Matt Turek is a program manager in DARPA’s Information Innovation Office (I2O). His research interests include computer vision, machine learning, artificial intelligence, and their application to problems with significant societal impact. Prior to his position at DARPA, Turek was at Kitware, Inc., where he led a team developing computer-vision technologies. His research focused on multiple areas, including large-scale behavior recognition and modeling; object detection and tracking; activity recognition; normalcy modeling and anomaly detection; and image indexing and retrieval. Turek has made significant contributions to multiple DARPA and Air Force Research Lab (AFRL) efforts and has transitioned large-scale systems for operational use. Turek previously worked for GE Global Research, conducting research in medical imaging and industrial inspection. He is a co-inventor on 14 patents and co-author of multiple publications, primarily in computer vision.

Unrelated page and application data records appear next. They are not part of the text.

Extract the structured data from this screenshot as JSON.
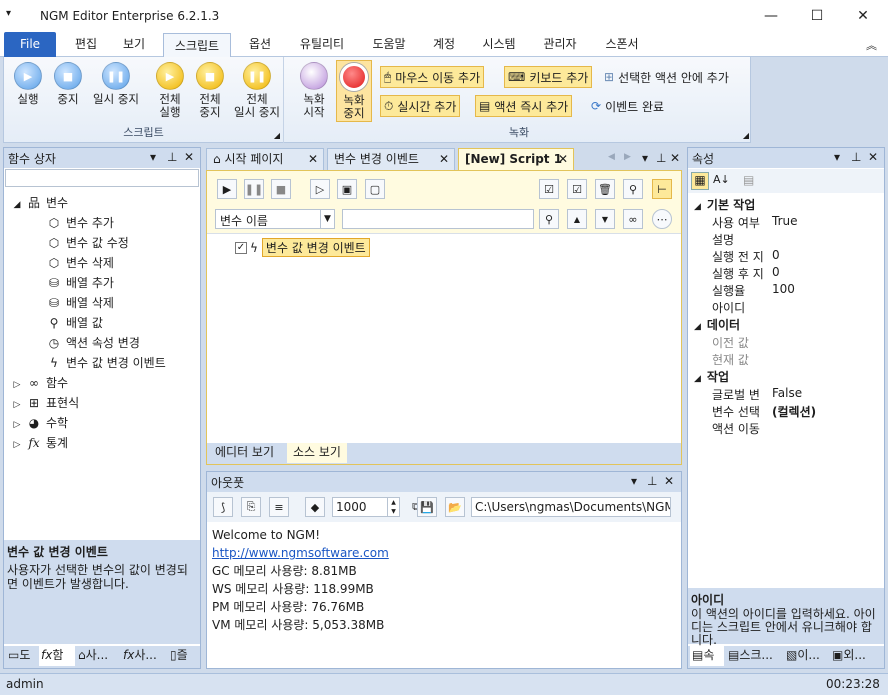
{
  "app": {
    "title": "NGM Editor  Enterprise 6.2.1.3"
  },
  "menu": {
    "file": "File",
    "items": [
      "편집",
      "보기",
      "스크립트",
      "옵션",
      "유틸리티",
      "도움말",
      "계정",
      "시스템",
      "관리자",
      "스폰서"
    ],
    "active": "스크립트"
  },
  "ribbon": {
    "script_group": "스크립트",
    "record_group": "녹화",
    "run": "실행",
    "stop": "중지",
    "pause": "일시 중지",
    "run_all_1": "전체",
    "run_all_2": "실행",
    "stop_all_1": "전체",
    "stop_all_2": "중지",
    "pause_all_1": "전체",
    "pause_all_2": "일시 중지",
    "rec_start_1": "녹화",
    "rec_start_2": "시작",
    "rec_stop_1": "녹화",
    "rec_stop_2": "중지",
    "mouse_move": "마우스 이동 추가",
    "keyboard": "키보드 추가",
    "add_in_selected": "선택한 액션 안에 추가",
    "realtime": "실시간 추가",
    "immediate": "액션 즉시 추가",
    "event_done": "이벤트 완료"
  },
  "left_panel": {
    "title": "함수 상자",
    "tree": {
      "root": "변수",
      "items": [
        "변수 추가",
        "변수 값 수정",
        "변수 삭제",
        "배열 추가",
        "배열 삭제",
        "배열 값",
        "액션 속성 변경",
        "변수 값 변경 이벤트"
      ],
      "others": [
        "함수",
        "표현식",
        "수학",
        "통계"
      ]
    },
    "desc_title": "변수 값 변경 이벤트",
    "desc_text": "사용자가 선택한 변수의 값이 변경되면 이벤트가 발생합니다.",
    "bottom_tabs": [
      "도",
      "함",
      "사...",
      "사...",
      "즐"
    ]
  },
  "doc_tabs": [
    "시작 페이지",
    "변수 변경 이벤트",
    "[New] Script 1"
  ],
  "editor": {
    "filter_select": "변수 이름",
    "search_value": "",
    "item": "변수 값 변경 이벤트",
    "view_tabs": [
      "에디터 보기",
      "소스 보기"
    ]
  },
  "output": {
    "title": "아웃풋",
    "count": "1000",
    "path": "C:\\Users\\ngmas\\Documents\\NGM6\\",
    "lines": [
      "Welcome to NGM!",
      "http://www.ngmsoftware.com",
      "GC 메모리 사용량: 8.81MB",
      "WS 메모리 사용량: 118.99MB",
      "PM 메모리 사용량: 76.76MB",
      "VM 메모리 사용량: 5,053.38MB"
    ]
  },
  "props": {
    "title": "속성",
    "cat1": "기본 작업",
    "r1k": "사용 여부",
    "r1v": "True",
    "r2k": "설명",
    "r2v": "",
    "r3k": "실행 전 지",
    "r3v": "0",
    "r4k": "실행 후 지",
    "r4v": "0",
    "r5k": "실행율",
    "r5v": "100",
    "r6k": "아이디",
    "r6v": "",
    "cat2": "데이터",
    "r7k": "이전 값",
    "r8k": "현재 값",
    "cat3": "작업",
    "r9k": "글로벌 변",
    "r9v": "False",
    "r10k": "변수 선택",
    "r10v": "(컬렉션)",
    "r11k": "액션 이동",
    "r11v": "",
    "desc_title": "아이디",
    "desc_text": "이 액션의 아이디를 입력하세요. 아이디는 스크립트 안에서 유니크해야 합니다.",
    "bottom_tabs": [
      "속",
      "스크...",
      "이...",
      "외..."
    ]
  },
  "status": {
    "user": "admin",
    "time": "00:23:28"
  }
}
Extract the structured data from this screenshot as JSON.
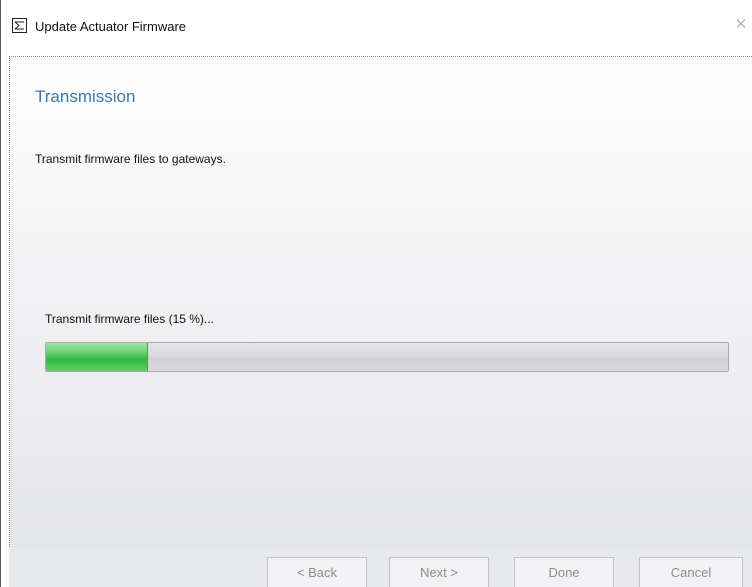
{
  "window": {
    "title": "Update Actuator Firmware",
    "icon": "wizard-list-icon",
    "close_symbol": "✕"
  },
  "page": {
    "heading": "Transmission",
    "description": "Transmit firmware files to gateways."
  },
  "progress": {
    "label": "Transmit firmware files (15 %)...",
    "percent": 15,
    "fill_color": "#34b83f"
  },
  "buttons": {
    "back": "< Back",
    "next": "Next >",
    "done": "Done",
    "cancel": "Cancel"
  },
  "colors": {
    "heading": "#3c78a8",
    "disabled_text": "#8d8d8d"
  }
}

Turek earned his bachelor’s degree in electrical engineering from Clarkson University, a master’s in electrical engineering from Marquette University, and his doctorate in computer science from Rensselaer Polytechnic Institute.
Elliott Visconsi is associate provost and chief academic digital officer at Notre Dame. A scholar of early modern English literature, freedom of expression, and First Amendment law, he also is an associate professor of English and concurrent associate professor of law. In his chief academic digital officer role, Visconsi works at the intersection of strategy, fundraising, faculty development, curriculum policy, intellectual property, financial modeling, and pedagogy on a variety of University-wide programs and initiatives. Under his leadership, Notre Dame created the Office of Digital Learning; launched a high-quality, fully online series of summer courses for Notre Dame students; designed from scratch a cutting-edge, multi-departmental graduate data science degree in collaboration with AT&T; and instituted a series of ongoing inter-institutional collaborations with colleges and universities. He earned his bachelor’s degree from the College of the Holy Cross, a doctorate from UCLA, and a master of legal studies from the Yale Law School.
Kaveh Waddell covers AI, robotics, and other emerging technology for the Axios Future newsletter, based in San Francisco. In the past, he has worked as a foreign correspondent in Beirut, reported on privacy and surveillance at The Atlantic, and written about tech policy at National Journal. He earned a bachelor’s degree in international politics and economics from Middlebury College.